History: More than bloodlust and villainy

Ben Godar

The other day I was flipping through my digital cable stations when I stopped on The History Channel.

I’ll admit, The History Channel is not one of my usual stops. In fact, as anyone who subscribes to AT&T Cablevision’s Digital Cable can attest, 90 percent of the channels are a barren wasteland.

Between The Golf Channel, Outdoor Life, Discovery Kids, The People Channel, BBC America, Home & Garden Television, ESPN Classic and all of the DMX stations, there’s a lot of programming but not a whole lot worth watching.

But one afternoon, as I was flipping channels, burning up the precious, fleeting moments of my life, I came on The History Channel. I thought to myself, “Hey, History’s educational. Perhaps I’ll watch this.”

The program I caught was primarily about the Manson Family cult, although they did throw in a little bit about John Wayne Gasey at the end. You know, for good measure.

Then they broke to commercial to tell us what was coming up next.

“Stay tuned to The History Channel. At 8:00, go inside the mind of Adolf Hitler. Then at 9:30, take a trip back in time to witness the most heinous murders of Ghengis Kahn.”

What I found horribly ironic was what came next.

“The History Channel, where history comes alive.”

Where history comes alive? Judging by their programming schedule, a more appropriate slogan would have been: “Where history becomes a celebration of bloodlust and villainy.”

I don’t want to single out The History Channel for presenting a biased view of the past, because everyone does it.

A&E, The Discovery Channel and even PBS are all guilty of favoring history of the more exciting (and violent) variety. Our history, like our news, is becoming more geared to entertaining us than educating us.

On the one hand, who can blame ’em? It’s always more exciting to watch a program about Hitler’s experiments into the occult than, say, the Tea Pot Dome Scandal.

But it does seem to set a dangerous precedent when all that we see of our “history” are wars, mass killings and the like.

How much does the average person really know about the civil rights movement beyond “I have a dream” and “We Shall Overcome?” Probably not a whole lot.

How much does the average person know about the ongoing persecution of Native Americans in this country? Beyond an occasional Rage Against The Machine lyric, the issue receives little public attention.

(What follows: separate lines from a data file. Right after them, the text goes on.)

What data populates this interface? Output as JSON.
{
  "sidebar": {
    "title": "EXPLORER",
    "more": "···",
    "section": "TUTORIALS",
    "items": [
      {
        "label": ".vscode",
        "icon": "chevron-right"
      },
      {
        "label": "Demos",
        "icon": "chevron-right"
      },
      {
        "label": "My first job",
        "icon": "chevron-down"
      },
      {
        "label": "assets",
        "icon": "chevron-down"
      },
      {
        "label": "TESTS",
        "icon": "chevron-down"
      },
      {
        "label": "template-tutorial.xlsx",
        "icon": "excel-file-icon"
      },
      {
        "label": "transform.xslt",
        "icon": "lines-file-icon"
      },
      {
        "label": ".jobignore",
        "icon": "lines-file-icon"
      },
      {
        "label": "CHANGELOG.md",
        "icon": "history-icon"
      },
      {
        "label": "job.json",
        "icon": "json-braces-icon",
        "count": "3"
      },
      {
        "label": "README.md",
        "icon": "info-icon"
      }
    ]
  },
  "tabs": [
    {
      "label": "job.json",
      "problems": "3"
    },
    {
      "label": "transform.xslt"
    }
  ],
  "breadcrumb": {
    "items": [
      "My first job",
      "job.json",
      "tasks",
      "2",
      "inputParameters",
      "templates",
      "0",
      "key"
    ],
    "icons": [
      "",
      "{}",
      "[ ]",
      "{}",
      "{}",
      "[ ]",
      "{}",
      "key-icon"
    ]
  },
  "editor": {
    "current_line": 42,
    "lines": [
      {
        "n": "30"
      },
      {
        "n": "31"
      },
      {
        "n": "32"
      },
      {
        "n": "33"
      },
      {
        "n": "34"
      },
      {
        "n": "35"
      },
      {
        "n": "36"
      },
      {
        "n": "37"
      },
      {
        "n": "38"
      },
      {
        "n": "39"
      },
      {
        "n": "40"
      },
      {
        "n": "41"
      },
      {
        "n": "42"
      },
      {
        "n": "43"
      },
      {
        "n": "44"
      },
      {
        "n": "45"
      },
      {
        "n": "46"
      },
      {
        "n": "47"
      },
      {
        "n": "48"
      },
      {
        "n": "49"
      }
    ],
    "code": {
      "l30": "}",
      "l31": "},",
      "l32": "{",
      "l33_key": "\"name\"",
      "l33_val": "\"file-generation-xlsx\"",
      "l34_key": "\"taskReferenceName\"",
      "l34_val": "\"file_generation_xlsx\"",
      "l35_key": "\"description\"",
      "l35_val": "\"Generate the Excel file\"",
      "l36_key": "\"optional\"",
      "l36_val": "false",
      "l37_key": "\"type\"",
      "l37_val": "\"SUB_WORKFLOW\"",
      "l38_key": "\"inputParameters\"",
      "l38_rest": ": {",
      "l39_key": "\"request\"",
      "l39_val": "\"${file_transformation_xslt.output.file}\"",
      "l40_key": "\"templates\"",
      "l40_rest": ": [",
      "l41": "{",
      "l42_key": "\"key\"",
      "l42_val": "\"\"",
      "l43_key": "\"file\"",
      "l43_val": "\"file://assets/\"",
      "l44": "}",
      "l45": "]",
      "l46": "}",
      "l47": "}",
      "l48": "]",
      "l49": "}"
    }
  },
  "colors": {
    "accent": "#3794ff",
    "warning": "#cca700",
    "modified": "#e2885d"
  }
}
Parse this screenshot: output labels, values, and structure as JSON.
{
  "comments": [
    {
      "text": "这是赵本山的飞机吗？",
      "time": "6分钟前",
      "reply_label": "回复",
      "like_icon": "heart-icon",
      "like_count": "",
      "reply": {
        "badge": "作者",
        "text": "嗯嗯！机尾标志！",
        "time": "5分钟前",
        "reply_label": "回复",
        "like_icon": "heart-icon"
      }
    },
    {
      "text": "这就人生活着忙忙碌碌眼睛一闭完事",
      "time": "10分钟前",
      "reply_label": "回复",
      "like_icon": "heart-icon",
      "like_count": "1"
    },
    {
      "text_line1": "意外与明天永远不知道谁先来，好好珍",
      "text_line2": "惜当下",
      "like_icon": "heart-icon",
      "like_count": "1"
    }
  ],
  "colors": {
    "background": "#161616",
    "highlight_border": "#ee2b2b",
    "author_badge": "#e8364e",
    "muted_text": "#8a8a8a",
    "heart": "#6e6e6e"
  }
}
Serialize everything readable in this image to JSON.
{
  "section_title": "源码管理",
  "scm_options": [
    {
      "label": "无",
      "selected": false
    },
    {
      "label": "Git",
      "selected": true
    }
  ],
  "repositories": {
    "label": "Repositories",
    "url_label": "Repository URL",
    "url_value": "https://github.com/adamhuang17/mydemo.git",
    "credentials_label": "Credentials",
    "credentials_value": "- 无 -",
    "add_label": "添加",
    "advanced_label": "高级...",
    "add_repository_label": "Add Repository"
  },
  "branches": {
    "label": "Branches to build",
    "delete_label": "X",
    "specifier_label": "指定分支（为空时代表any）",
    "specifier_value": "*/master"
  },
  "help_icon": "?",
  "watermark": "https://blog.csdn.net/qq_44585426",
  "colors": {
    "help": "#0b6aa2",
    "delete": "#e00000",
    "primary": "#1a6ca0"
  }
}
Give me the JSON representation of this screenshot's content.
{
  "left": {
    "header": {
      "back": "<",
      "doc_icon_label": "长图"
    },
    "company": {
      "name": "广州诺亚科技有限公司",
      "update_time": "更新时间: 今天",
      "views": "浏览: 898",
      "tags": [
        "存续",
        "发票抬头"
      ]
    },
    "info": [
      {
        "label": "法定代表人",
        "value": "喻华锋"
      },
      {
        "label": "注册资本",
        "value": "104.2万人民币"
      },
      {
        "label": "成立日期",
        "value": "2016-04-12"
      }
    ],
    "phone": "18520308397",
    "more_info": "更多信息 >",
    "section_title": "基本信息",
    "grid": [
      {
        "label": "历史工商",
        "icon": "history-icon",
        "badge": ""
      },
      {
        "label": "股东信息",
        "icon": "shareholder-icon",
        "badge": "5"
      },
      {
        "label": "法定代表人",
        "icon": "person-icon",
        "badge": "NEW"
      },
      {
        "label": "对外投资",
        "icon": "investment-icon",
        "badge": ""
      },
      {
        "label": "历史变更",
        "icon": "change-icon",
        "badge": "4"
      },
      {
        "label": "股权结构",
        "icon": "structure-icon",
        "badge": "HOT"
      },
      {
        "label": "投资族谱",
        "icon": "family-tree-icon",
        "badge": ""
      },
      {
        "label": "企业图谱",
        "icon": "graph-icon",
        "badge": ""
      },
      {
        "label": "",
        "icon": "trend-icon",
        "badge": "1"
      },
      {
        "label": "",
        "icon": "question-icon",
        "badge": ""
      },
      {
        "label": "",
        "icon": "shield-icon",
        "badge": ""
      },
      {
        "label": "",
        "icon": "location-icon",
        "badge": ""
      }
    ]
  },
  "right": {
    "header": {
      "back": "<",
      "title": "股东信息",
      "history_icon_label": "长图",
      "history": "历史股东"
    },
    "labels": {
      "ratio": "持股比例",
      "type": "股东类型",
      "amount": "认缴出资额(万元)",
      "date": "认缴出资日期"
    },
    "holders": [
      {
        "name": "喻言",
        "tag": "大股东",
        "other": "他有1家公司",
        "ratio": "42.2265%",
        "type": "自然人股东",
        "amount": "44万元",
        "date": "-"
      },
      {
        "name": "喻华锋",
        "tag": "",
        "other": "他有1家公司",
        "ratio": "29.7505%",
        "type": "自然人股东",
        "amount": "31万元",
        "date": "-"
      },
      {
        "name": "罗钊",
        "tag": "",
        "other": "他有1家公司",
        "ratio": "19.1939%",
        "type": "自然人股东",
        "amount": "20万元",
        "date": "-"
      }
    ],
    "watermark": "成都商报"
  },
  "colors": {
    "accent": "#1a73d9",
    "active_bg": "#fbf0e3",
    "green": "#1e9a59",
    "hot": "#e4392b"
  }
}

Obviously these types of issues don’t play nearly as well as murder and mayhem, but they are a vital part of our history. And they’re just the tip of the iceberg.

How many people don’t know about the economic struggles of migrant farm workers all across America? How many are aware that to this day, sub-standard health conditions and below minimum wage work are the only option for a large part of rural America?

Yet most of us know every event of World War II like it happened yesterday. You can’t spit at cable television without hitting a program about The Battle of the Bulge, D-Day, Truman’s decision to use the bomb, fighter planes, tanks, bombers, navy vessels or anything else having to do with that damn war.

W.W. II is a great war for television, because, more so than any other way, it played out like a good Hollywood movie.

You got the good guys – us – versus the bad guys – Hitler and Mussolini. And things looked bleak for a while, but then we overcame adversity and bombed the hell out of Dresden and Hiroshima. Roll credits.

Everyone’s heard the saying “Those who ignore history are doomed to repeat it.” I think it’s safe to say that a large part of American history is being ignored, and the consequences are obvious.

Dilemmas facing the American worker today are the same ones that have been facing the American worker since the beginning of the century.

These issues have been consistently ignored by news agencies, and now they’re not being considered as part of our history either.

Even more scary is that what is being considered our history are the darkest, most twisted moments of civilization.

I don’t think The History Channel is capable of going more than twelve hours without showing a picture of Hitler. It’s all cleverly veiled as war documentary, but it’s still a pretty sick fascination.

It’s great that a few cable stations are at least doing a little bit to educate people. I’ll take The History Channel over The Golf Channel any day. (In fact, I’d take a good flogging over The Golf Channel, but that’s another story.)

Still, it’s important that we keep in mind that what we are commonly shown to be our “history” may not be the full story. If Hitler and Charles Manson are really the best we have to offer, God help us all.

Ben Godar is a senior in sociology from Ames.